• [Activity]: Using the material below, write out every entry exactly.

• [Study material]:
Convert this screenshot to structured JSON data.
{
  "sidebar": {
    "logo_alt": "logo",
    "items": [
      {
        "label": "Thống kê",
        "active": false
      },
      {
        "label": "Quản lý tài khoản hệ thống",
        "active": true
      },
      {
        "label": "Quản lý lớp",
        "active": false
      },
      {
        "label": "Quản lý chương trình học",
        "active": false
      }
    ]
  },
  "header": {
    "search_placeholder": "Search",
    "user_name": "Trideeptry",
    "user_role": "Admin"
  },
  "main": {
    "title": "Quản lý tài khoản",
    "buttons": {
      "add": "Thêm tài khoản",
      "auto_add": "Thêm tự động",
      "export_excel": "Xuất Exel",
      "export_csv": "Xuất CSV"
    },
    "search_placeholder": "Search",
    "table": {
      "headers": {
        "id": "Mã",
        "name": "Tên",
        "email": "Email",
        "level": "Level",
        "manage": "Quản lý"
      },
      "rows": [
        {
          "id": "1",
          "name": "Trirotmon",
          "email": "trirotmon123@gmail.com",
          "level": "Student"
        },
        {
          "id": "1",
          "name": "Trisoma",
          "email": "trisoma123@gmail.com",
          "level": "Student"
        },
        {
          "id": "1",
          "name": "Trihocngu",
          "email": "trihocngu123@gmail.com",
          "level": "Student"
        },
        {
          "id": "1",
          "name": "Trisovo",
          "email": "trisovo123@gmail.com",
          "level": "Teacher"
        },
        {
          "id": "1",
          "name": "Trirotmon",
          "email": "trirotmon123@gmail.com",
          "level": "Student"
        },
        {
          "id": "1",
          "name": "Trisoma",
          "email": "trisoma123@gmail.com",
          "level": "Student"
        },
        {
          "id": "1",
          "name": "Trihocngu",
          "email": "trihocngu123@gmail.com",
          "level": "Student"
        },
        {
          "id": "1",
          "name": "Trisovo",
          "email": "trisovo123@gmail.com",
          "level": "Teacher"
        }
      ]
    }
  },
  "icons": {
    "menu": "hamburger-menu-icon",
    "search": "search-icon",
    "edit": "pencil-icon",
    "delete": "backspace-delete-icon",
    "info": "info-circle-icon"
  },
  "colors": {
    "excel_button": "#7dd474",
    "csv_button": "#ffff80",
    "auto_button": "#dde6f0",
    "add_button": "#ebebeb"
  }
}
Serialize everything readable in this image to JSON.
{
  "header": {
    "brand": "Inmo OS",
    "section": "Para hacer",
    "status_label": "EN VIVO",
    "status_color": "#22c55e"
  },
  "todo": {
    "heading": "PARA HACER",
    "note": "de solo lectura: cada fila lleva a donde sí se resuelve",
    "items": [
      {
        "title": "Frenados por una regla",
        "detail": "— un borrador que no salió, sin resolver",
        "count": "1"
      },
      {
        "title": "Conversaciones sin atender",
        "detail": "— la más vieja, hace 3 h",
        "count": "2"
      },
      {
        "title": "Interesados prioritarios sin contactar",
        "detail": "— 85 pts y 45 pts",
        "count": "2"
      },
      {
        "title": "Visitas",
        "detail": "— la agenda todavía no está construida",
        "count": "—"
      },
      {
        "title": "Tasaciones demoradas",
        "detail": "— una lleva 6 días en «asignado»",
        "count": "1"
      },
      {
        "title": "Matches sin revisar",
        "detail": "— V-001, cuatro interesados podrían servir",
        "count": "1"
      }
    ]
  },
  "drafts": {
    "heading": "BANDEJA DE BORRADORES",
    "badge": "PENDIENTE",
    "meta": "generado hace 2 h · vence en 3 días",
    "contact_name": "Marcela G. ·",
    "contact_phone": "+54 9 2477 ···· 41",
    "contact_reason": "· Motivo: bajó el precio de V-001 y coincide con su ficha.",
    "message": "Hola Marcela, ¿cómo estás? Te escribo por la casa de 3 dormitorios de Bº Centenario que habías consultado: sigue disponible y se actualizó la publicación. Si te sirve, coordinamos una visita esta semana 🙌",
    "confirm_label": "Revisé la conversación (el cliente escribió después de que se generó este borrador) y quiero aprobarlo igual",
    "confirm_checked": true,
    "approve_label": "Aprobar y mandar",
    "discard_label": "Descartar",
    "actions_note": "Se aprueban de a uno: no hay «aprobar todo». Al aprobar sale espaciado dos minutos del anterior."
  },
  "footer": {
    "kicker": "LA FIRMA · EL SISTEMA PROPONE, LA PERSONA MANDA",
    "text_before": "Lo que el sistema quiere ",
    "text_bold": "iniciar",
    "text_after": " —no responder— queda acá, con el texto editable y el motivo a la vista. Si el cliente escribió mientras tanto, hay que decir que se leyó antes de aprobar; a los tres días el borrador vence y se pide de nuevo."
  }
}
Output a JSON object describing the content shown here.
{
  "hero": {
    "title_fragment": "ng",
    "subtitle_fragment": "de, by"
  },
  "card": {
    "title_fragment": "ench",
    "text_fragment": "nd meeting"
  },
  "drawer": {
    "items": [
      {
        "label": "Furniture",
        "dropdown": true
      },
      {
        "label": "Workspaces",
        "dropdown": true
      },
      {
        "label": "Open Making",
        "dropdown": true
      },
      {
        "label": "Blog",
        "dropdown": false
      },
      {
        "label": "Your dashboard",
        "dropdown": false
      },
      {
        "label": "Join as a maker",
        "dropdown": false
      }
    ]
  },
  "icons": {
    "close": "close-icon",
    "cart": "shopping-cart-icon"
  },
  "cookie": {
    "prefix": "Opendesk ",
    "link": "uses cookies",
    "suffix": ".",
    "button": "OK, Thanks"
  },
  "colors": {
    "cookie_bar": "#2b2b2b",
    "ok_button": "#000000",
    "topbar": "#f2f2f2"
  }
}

• [Solved problem]:
Convert this screenshot to structured JSON data.
{
  "sidebar": {
    "logo_alt": "logo",
    "items": [
      {
        "label": "Thống kê",
        "active": false
      },
      {
        "label": "Quản lý tài khoản hệ thống",
        "active": true
      },
      {
        "label": "Quản lý lớp",
        "active": false
      },
      {
        "label": "Quản lý chương trình học",
        "active": false
      }
    ]
  },
  "header": {
    "search_placeholder": "Search",
    "user_name": "Trideeptry",
    "user_role": "Admin"
  },
  "main": {
    "title": "Quản lý tài khoản",
    "buttons": {
      "add": "Thêm tài khoản",
      "auto_add": "Thêm tự động",
      "export_excel": "Xuất Exel",
      "export_csv": "Xuất CSV"
    },
    "search_placeholder": "Search",
    "table": {
      "headers": {
        "id": "Mã",
        "name": "Tên",
        "email": "Email",
        "level": "Level",
        "manage": "Quản lý"
      },
      "rows": [
        {
          "id": "1",
          "name": "Trirotmon",
          "email": "trirotmon123@gmail.com",
          "level": "Student"
        },
        {
          "id": "1",
          "name": "Trisoma",
          "email": "trisoma123@gmail.com",
          "level": "Student"
        },
        {
          "id": "1",
          "name": "Trihocngu",
          "email": "trihocngu123@gmail.com",
          "level": "Student"
        },
        {
          "id": "1",
          "name": "Trisovo",
          "email": "trisovo123@gmail.com",
          "level": "Teacher"
        },
        {
          "id": "1",
          "name": "Trirotmon",
          "email": "trirotmon123@gmail.com",
          "level": "Student"
        },
        {
          "id": "1",
          "name": "Trisoma",
          "email": "trisoma123@gmail.com",
          "level": "Student"
        },
        {
          "id": "1",
          "name": "Trihocngu",
          "email": "trihocngu123@gmail.com",
          "level": "Student"
        },
        {
          "id": "1",
          "name": "Trisovo",
          "email": "trisovo123@gmail.com",
          "level": "Teacher"
        }
      ]
    }
  },
  "icons": {
    "menu": "hamburger-menu-icon",
    "search": "search-icon",
    "edit": "pencil-icon",
    "delete": "backspace-delete-icon",
    "info": "info-circle-icon"
  },
  "colors": {
    "excel_button": "#7dd474",
    "csv_button": "#ffff80",
    "auto_button": "#dde6f0",
    "add_button": "#ebebeb"
  }
}
Serialize everything readable in this image to JSON.
{
  "header": {
    "brand": "Inmo OS",
    "section": "Para hacer",
    "status_label": "EN VIVO",
    "status_color": "#22c55e"
  },
  "todo": {
    "heading": "PARA HACER",
    "note": "de solo lectura: cada fila lleva a donde sí se resuelve",
    "items": [
      {
        "title": "Frenados por una regla",
        "detail": "— un borrador que no salió, sin resolver",
        "count": "1"
      },
      {
        "title": "Conversaciones sin atender",
        "detail": "— la más vieja, hace 3 h",
        "count": "2"
      },
      {
        "title": "Interesados prioritarios sin contactar",
        "detail": "— 85 pts y 45 pts",
        "count": "2"
      },
      {
        "title": "Visitas",
        "detail": "— la agenda todavía no está construida",
        "count": "—"
      },
      {
        "title": "Tasaciones demoradas",
        "detail": "— una lleva 6 días en «asignado»",
        "count": "1"
      },
      {
        "title": "Matches sin revisar",
        "detail": "— V-001, cuatro interesados podrían servir",
        "count": "1"
      }
    ]
  },
  "drafts": {
    "heading": "BANDEJA DE BORRADORES",
    "badge": "PENDIENTE",
    "meta": "generado hace 2 h · vence en 3 días",
    "contact_name": "Marcela G. ·",
    "contact_phone": "+54 9 2477 ···· 41",
    "contact_reason": "· Motivo: bajó el precio de V-001 y coincide con su ficha.",
    "message": "Hola Marcela, ¿cómo estás? Te escribo por la casa de 3 dormitorios de Bº Centenario que habías consultado: sigue disponible y se actualizó la publicación. Si te sirve, coordinamos una visita esta semana 🙌",
    "confirm_label": "Revisé la conversación (el cliente escribió después de que se generó este borrador) y quiero aprobarlo igual",
    "confirm_checked": true,
    "approve_label": "Aprobar y mandar",
    "discard_label": "Descartar",
    "actions_note": "Se aprueban de a uno: no hay «aprobar todo». Al aprobar sale espaciado dos minutos del anterior."
  },
  "footer": {
    "kicker": "LA FIRMA · EL SISTEMA PROPONE, LA PERSONA MANDA",
    "text_before": "Lo que el sistema quiere ",
    "text_bold": "iniciar",
    "text_after": " —no responder— queda acá, con el texto editable y el motivo a la vista. Si el cliente escribió mientras tanto, hay que decir que se leyó antes de aprobar; a los tres días el borrador vence y se pide de nuevo."
  }
}
Output a JSON object describing the content shown here.
{
  "hero": {
    "title_fragment": "ng",
    "subtitle_fragment": "de, by"
  },
  "card": {
    "title_fragment": "ench",
    "text_fragment": "nd meeting"
  },
  "drawer": {
    "items": [
      {
        "label": "Furniture",
        "dropdown": true
      },
      {
        "label": "Workspaces",
        "dropdown": true
      },
      {
        "label": "Open Making",
        "dropdown": true
      },
      {
        "label": "Blog",
        "dropdown": false
      },
      {
        "label": "Your dashboard",
        "dropdown": false
      },
      {
        "label": "Join as a maker",
        "dropdown": false
      }
    ]
  },
  "icons": {
    "close": "close-icon",
    "cart": "shopping-cart-icon"
  },
  "cookie": {
    "prefix": "Opendesk ",
    "link": "uses cookies",
    "suffix": ".",
    "button": "OK, Thanks"
  },
  "colors": {
    "cookie_bar": "#2b2b2b",
    "ok_button": "#000000",
    "topbar": "#f2f2f2"
  }
}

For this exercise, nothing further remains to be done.